Evidence seized during a drug bust in Quảng Nam Province in February. — VNA/VNS Trần Tĩnh
HÀ NỘI — Việt Nam must avoid becoming one of the world’s major transit points for illegal drugs, according to a directive issued by Deputy Prime Minister Vũ Đức Đam on behalf of Prime Minister Nguyễn Xuân Phúc on February 21.
Law enforcement forces, ministries, State agencies and provincial authorities have been urged to pull out all the stops to prevent drugs from being trafficked from foreign countries to Việt Nam and within the country, smash drug rings and improve the investigation of drug-related crimes.
The Deputy Prime Minister also asked to eradicate illegal drug trade points and tighten loopholes that drug rings can use to commit crimes, especially at pubs, nightclubs and karaoke bars.
Deputy PM Đam asked that the law enforcement continually updated its list of precursors, psychotropic substances and narcotic drugs in line with three United Nations treaties that constitute the international law framework of global drug control: the Single Convention on Narcotic Drugs, 1961, as amended by the 1972 Protocol; the Convention on Psychotropic Substances, 1971, and the Convention Against Illicit Traffic in Narcotic Drugs and Psychotropic Substances, 1988.
The Government also urged for strengthening of international cooperation and ensuring effective implementation of international commitments regarding drug prevention and combat, and signing new treaties to better deal with the issue.
Việt Nam busted several drug rings, both international and interprovincial, in the past two years.

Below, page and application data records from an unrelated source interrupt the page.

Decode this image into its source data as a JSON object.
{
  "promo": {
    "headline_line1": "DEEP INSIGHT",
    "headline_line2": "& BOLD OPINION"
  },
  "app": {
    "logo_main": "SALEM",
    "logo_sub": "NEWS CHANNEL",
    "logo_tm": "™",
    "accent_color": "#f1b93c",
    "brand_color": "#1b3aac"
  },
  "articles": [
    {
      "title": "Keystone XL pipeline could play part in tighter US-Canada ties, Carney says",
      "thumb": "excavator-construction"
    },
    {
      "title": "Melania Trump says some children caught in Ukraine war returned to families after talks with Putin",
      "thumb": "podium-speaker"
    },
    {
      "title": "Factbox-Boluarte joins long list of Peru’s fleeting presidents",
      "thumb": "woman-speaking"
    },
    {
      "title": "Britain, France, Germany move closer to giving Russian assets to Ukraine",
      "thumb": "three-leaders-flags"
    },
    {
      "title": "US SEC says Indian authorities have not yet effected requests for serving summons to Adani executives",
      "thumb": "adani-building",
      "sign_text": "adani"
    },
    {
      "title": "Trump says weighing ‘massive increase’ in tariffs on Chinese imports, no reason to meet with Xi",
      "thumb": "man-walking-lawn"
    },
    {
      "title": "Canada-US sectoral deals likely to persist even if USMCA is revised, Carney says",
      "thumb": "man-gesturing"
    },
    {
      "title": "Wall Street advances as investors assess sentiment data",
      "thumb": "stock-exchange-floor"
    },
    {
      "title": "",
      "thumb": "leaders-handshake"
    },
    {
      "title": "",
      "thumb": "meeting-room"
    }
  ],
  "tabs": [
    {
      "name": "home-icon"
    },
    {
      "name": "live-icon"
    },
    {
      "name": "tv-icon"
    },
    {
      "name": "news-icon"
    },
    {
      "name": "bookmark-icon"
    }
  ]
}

The country’s police and customs also collaborated with other ASEAN members to crack down on large-scale drug crimes.
Last week, Hà Nội’s High-Level People’s Court upheld the death sentence imposed on 47-year-old ringleader Phạm Minh Tuấn and eight other members of an inter-provincial drug smuggling ring at an appeal trial.
In March, 2019, the Philippines seized nearly 300kg of methamphetamine thanks to tip-offs from Việt Nam.
These drugs had been transported from Myanmar, through Laos and Việt Nam, under the name of a HCM City-based textile company, before being captured in the Philippines. — VNS